I wrote #1 PAIN ABATEMENT on the whiteboard on which they write his RN, CNA, Diet (NCS) and upcoming consults and procedures. Then i went and told the available nurse, and then our nurse, that his state is either basically knocked out from the drugs or clear-headedly awake and requesting to die. They must, i postulated, be able to do more pain management, that this had to be their highest priority until they had an actual diagnosis, even at the risk of his heartbeat or breathing (in short, a quiet death in his sleep).
A little more on the inanity of hospitals...
Paged the doctor twice, she has given no response.
Cannot give Tylenol before 8am without doctor's approval.
Hear her, our nurse for the night, on the phone with the doctor.
"I gave him ... 30 minutes ago and he's still in severe pain.
... oxygen 98, so i turned it down [was at 4 liters or even above]
give him another 1 milligram? OK
patches and Tylenol [yesterday]"
(Now i'm going to complain about the other way; they didn't ask if he still needed it before providing more-- i asked, but he didn't choose to answer me.)
They won't make sure he is sitting in such a way that he is not harming the potentially actively fractured vertebrae but they can come in every day at 5:30am of all times to take more blood, to add to the reams of data they are not acting on?
(Why do hospitals sap people's strength? Well, there's a very literal possible explanation.)
Oh yeah, the supermarket scanners they use to check in with each patient (complete with beep) probably don't help much with someone feeling they're being kept alive for someone else to score points.
And now at 6am Tina from resperatory coming to draw more blood.
"What for?" asked Grandpa (has not asked to be allowed to die since the extra two mg of Dilaudid kicked in.
Which reminds me it's time to remind them he's due for another dose in about ten minutes, if we get it two hours from the last one.
I've put his canula back in five times since about 10pm last night.

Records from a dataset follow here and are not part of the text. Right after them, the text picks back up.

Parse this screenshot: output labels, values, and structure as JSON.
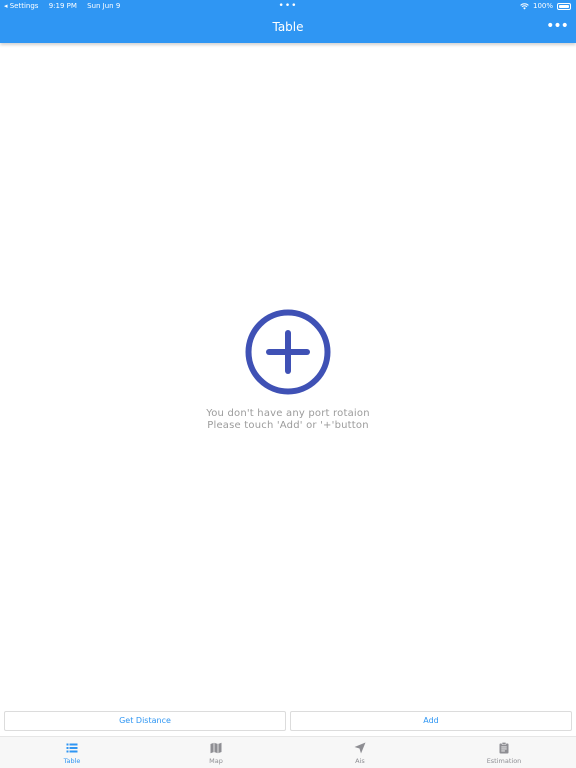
{
  "status_bar": {
    "back_app": "◂ Settings",
    "time": "9:19 PM",
    "date": "Sun Jun 9",
    "battery": "100%"
  },
  "nav": {
    "title": "Table",
    "more_icon": "ellipsis-icon"
  },
  "empty_state": {
    "icon": "add-circle-icon",
    "line1": "You don't have any port rotaion",
    "line2": "Please touch 'Add' or '+'button"
  },
  "actions": {
    "get_distance": "Get Distance",
    "add": "Add"
  },
  "tabs": [
    {
      "label": "Table",
      "icon": "list-icon",
      "active": true
    },
    {
      "label": "Map",
      "icon": "map-icon",
      "active": false
    },
    {
      "label": "Ais",
      "icon": "navigation-arrow-icon",
      "active": false
    },
    {
      "label": "Estimation",
      "icon": "clipboard-icon",
      "active": false
    }
  ],
  "colors": {
    "primary": "#2f96f3",
    "accent_icon": "#3f51b5",
    "muted_text": "#9b9b9b",
    "inactive_tab": "#8e8e93"
  }
}
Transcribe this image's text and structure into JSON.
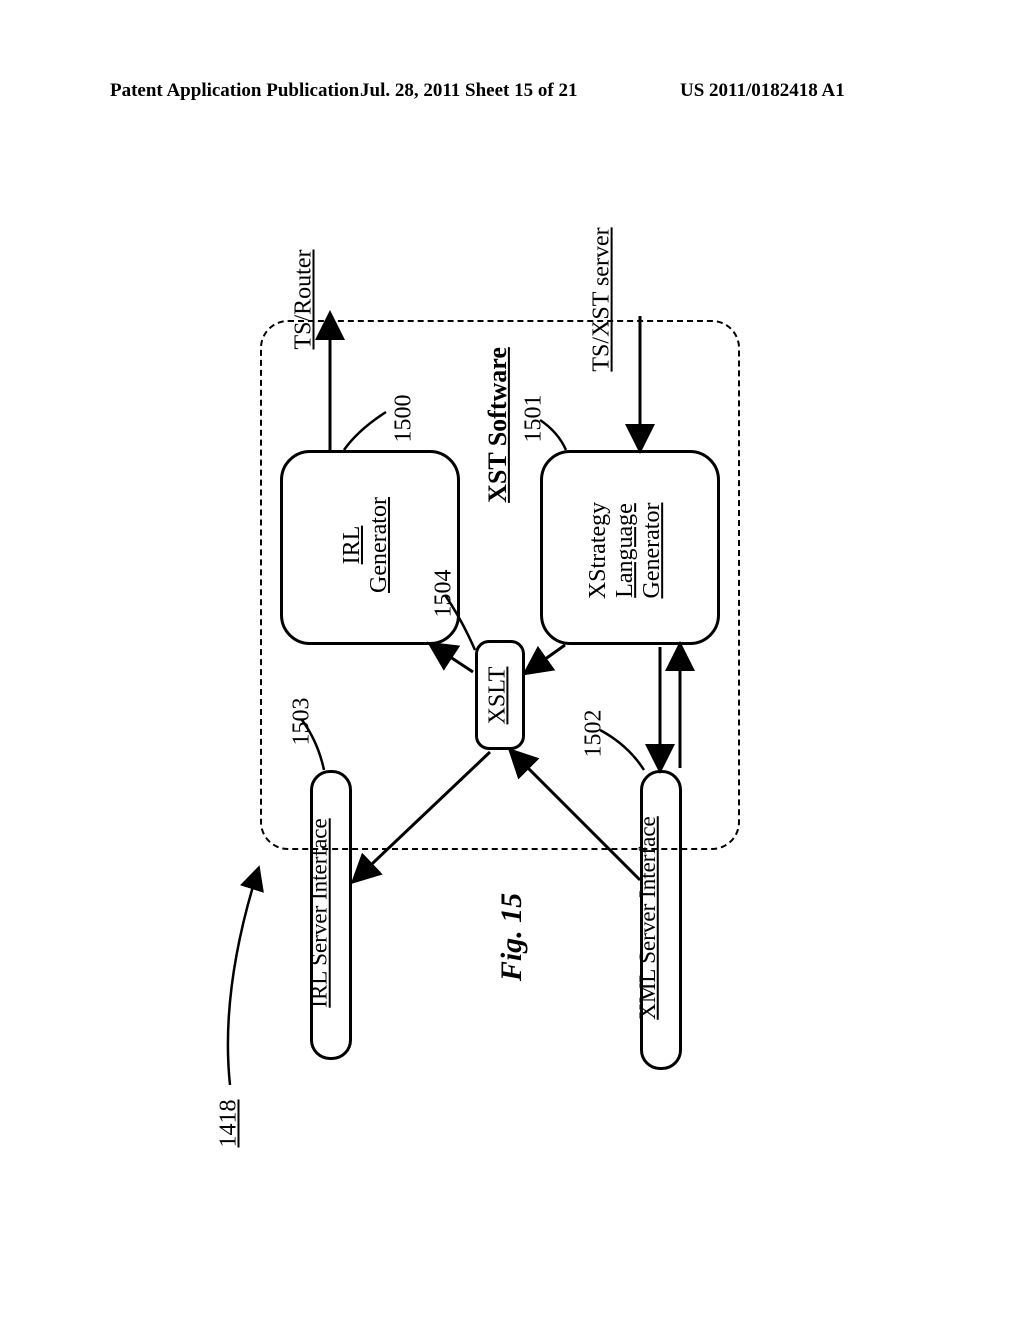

"Should his canula go back in?" i ask. Tina looks back at Grandpa: "I didn't take it out. I can put it back in if you want."
If the person from respitory doesn't notice or feel responsibility for his oxygen being in, what, pray tell, is the point of measuring everything?
Now the CNA checking blood pressure. "Are you cold? Do you want a blanket?"
At least she asked about how and if he's gone to the bathroom. (No, of course not-- with two of you here you wouldn't help stand him up to see if we could sit him in a more comfortable position, do you think he's magically levitated himself over to the toilet?
"Do you have to pee?" (This would be their way of offering the bottle.)
"I have to do nothing."
6:17 am. They gave him the half milligram.
Bone scan has been put in for already, and she hopes by 10.
Everyone has looked at and no one removed my pain abatement sign.
Doctor Yosseign (spelling almost certainly far off) comes in, i give the whole spiel about where the pain is coming from, and he's just checking because he thinks when resperatory drew blood, and got weird-looking numbers, that they pulled from a vein instead of an artery. (His oxygen numbers from the machine, rather than the blood test, are at 80s and up to 100 with the 3.5 liters, much higher than he usually has when tested otherwise, on the 2 liter dose he has at home i guess.
They're coming to draw more blood.
Tina: "I'm back."